Sometimes, enough is enough. Your mind goes weak. Your body goes weak. But in some way, I have always been determined enough to say no to these things. I always remind myself these bad habits are not the solution of my problems; they are the beginning of new ones. I kick them away from my mind. I think about all my dreams and aspirations, and how I won’t be able to perform them if I’m a drug addict, an alcoholic, or much worse; I’m dead. Also, I think about people who love me, and how much they would suffer if I had an addiction that is harming me, or if I died.
On conclusion, we all feel down at least one time in our life. In most cases, it is more than one time. My recommendations to overcome an emotional breakdown are easy to follow: understanding feeling down is normal, figuring out why you are having negative vibrations, talking to someone you trust and who will understand you (if possible), reflecting about the motive of the emotional breakdown, solving the problem (if possible), and distracting yourself (if needed).
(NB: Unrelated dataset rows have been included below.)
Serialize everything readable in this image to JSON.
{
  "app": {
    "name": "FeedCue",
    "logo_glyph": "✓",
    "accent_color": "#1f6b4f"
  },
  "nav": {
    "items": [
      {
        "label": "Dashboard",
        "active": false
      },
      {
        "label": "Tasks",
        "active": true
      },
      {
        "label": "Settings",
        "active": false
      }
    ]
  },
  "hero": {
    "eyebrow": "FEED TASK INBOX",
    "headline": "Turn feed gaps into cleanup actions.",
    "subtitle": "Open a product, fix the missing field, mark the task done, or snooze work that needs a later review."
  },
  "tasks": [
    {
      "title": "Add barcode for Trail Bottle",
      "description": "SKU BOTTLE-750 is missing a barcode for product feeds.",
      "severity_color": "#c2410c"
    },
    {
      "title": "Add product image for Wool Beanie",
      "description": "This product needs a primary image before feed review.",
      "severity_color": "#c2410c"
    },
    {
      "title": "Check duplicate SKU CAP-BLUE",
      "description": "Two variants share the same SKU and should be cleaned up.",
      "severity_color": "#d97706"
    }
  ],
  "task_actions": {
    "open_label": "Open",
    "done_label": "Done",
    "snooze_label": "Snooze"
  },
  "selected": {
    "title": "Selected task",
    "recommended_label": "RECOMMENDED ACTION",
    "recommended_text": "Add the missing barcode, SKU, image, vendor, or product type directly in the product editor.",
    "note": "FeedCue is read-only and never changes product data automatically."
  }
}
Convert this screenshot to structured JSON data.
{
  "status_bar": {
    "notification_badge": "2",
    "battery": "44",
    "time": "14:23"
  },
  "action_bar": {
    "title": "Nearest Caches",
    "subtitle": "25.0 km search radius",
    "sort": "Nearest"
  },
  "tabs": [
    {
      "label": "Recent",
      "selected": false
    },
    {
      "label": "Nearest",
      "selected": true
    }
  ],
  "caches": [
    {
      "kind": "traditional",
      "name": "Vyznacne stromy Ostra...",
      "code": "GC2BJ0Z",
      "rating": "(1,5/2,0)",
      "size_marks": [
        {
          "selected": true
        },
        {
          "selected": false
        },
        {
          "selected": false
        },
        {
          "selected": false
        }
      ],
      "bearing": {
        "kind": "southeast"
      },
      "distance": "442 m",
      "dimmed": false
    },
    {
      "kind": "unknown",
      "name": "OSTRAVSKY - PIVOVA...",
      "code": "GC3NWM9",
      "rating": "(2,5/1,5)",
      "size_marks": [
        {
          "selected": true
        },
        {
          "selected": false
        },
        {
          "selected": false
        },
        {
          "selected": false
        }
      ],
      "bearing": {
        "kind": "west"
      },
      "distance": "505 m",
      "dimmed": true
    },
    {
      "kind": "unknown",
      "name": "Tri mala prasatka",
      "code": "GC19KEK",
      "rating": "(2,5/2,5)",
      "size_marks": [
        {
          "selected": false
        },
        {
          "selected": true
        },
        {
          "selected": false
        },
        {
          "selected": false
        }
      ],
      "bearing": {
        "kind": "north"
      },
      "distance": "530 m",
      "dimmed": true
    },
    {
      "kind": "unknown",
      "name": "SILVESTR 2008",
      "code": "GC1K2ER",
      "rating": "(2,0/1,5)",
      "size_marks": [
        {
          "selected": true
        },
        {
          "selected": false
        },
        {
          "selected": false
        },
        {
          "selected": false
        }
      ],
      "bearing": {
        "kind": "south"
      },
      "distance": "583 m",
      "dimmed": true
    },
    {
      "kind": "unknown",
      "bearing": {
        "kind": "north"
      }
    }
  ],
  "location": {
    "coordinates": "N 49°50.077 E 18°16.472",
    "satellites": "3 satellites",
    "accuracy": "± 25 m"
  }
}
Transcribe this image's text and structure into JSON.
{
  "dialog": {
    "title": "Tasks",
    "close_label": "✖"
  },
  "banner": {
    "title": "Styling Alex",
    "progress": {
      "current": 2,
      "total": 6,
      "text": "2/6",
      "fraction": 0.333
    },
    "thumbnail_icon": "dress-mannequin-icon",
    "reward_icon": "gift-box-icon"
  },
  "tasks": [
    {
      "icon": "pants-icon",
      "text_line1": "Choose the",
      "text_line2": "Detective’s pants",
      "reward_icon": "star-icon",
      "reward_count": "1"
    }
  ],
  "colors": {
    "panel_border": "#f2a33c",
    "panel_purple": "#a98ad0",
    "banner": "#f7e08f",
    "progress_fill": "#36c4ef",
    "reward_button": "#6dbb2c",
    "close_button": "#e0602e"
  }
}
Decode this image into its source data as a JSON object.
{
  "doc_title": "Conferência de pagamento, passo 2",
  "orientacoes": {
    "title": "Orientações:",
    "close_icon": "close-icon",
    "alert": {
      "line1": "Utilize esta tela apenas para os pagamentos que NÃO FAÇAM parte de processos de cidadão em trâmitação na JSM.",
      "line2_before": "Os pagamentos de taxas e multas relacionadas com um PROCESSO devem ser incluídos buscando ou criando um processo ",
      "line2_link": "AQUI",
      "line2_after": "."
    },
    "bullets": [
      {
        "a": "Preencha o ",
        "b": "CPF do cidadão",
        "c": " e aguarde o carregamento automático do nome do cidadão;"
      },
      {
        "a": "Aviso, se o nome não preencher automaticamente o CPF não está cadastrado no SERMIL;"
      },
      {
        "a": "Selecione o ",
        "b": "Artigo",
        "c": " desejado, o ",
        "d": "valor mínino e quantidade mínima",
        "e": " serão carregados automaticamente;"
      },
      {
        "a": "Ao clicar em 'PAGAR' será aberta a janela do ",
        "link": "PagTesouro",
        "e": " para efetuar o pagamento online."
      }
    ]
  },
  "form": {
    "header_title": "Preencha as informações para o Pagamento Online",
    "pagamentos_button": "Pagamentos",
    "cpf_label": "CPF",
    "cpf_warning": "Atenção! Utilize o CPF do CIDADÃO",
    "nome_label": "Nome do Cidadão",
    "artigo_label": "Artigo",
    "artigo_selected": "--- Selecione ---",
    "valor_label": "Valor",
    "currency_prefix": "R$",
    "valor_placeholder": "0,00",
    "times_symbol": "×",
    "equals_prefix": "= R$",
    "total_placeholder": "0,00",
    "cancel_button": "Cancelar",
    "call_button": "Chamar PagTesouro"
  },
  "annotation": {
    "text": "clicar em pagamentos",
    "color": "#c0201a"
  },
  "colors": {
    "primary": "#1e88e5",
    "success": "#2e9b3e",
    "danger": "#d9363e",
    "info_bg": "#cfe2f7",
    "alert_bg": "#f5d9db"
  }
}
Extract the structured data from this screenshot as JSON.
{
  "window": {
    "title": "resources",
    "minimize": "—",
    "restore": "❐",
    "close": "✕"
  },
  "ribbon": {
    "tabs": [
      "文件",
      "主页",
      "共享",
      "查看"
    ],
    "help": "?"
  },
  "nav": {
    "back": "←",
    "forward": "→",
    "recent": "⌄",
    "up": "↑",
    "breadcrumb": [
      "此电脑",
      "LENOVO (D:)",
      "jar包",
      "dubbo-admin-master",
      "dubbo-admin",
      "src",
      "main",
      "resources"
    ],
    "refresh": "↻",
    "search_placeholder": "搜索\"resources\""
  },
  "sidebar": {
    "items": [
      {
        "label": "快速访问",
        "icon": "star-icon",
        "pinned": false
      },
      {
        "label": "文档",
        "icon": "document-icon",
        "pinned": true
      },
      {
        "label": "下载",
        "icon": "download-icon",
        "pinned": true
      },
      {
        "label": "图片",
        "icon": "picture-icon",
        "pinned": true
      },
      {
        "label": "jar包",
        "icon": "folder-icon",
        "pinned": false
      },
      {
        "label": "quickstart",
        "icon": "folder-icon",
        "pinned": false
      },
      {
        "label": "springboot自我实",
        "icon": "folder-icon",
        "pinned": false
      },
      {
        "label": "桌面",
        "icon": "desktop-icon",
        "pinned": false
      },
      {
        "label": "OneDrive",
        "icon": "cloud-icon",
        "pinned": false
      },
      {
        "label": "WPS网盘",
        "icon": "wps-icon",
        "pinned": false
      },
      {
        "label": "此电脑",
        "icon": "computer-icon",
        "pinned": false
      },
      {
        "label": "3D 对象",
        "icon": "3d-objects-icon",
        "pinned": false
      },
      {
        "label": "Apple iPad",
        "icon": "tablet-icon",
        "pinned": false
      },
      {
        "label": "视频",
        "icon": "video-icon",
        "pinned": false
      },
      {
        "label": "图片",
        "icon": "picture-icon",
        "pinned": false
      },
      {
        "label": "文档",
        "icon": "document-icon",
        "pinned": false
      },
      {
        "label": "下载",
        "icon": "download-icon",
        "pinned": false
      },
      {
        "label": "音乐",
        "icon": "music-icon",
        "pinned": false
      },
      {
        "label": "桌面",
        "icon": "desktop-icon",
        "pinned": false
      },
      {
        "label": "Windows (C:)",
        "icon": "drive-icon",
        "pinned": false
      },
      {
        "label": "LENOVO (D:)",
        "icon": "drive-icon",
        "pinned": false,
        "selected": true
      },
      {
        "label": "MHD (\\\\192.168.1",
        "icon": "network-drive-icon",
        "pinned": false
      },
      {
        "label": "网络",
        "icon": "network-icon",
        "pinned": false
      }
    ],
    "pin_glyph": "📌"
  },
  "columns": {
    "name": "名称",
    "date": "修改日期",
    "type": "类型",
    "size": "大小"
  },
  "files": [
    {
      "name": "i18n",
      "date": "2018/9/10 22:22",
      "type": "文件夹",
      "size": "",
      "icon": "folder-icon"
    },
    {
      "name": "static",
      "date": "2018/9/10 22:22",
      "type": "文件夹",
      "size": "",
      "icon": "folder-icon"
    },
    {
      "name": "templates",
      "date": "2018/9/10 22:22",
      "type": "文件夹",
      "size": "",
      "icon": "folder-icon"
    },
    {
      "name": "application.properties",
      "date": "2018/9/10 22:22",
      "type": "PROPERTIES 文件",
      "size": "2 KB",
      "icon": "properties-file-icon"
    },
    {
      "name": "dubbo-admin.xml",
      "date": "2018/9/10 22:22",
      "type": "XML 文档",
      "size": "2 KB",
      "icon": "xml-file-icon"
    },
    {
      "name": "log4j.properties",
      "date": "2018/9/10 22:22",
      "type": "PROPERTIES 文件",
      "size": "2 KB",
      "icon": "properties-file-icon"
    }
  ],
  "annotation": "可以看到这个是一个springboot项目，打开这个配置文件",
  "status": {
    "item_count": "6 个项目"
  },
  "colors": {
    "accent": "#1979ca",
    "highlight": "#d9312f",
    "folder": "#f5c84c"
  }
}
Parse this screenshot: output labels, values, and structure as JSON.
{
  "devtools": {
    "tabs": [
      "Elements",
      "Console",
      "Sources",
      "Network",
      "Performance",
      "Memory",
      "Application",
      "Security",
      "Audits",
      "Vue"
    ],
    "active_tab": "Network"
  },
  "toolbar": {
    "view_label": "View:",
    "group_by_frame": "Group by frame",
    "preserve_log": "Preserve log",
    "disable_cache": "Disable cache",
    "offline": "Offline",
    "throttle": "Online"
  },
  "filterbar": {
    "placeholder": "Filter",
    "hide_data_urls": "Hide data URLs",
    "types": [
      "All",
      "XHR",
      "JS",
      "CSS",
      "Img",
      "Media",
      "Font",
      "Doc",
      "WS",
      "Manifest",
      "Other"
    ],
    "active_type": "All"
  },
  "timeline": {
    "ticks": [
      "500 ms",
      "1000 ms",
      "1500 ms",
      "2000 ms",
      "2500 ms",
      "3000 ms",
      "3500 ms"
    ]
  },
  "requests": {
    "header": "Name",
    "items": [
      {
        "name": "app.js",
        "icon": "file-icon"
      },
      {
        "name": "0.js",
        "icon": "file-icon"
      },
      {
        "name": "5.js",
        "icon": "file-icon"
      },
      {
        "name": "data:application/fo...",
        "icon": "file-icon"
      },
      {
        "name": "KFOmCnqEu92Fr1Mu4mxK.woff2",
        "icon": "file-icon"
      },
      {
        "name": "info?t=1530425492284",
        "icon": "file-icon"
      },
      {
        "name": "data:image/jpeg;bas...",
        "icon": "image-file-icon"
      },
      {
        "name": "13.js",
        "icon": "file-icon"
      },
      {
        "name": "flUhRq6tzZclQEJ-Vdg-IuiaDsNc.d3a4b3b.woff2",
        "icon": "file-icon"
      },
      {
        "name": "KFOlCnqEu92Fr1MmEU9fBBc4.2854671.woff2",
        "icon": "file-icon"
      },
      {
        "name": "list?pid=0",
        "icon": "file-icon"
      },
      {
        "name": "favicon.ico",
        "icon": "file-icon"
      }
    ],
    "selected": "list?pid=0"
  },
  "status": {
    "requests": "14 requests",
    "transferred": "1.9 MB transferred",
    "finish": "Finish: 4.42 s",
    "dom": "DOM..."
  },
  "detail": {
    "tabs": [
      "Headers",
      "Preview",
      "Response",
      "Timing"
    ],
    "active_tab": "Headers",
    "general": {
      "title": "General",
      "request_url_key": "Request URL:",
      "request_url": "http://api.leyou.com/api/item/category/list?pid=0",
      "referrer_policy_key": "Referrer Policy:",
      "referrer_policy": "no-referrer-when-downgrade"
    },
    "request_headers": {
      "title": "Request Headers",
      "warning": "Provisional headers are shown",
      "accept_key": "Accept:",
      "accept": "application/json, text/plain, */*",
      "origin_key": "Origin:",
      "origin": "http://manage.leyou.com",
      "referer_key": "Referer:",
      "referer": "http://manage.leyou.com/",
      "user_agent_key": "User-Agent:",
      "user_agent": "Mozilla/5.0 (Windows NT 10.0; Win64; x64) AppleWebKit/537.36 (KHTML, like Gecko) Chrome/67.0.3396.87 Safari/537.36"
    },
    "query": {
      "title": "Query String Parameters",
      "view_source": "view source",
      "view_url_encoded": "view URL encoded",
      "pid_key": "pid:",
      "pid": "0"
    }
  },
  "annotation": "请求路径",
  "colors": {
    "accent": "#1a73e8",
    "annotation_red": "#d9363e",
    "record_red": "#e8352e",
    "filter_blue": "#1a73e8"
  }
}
In addition, I try to be strong, and say no to smoking, drugs, self-harm, suicide, and high alcohol consumption. These lifestyle choices have the power enough to ruin your life and most of your opportunities; they can even wreck your relationships and spoil dreams. If you ever feel like you can’t cope alone anymore, talk with your parents or with an adult your trust such as your teacher, or your doctor. Charities and local authorities (social services) can also be helpful if there is no one on your social circles that can help you. Remember; you are not alone. Never.
Hugs and love,
Emilie H. Featherington ❤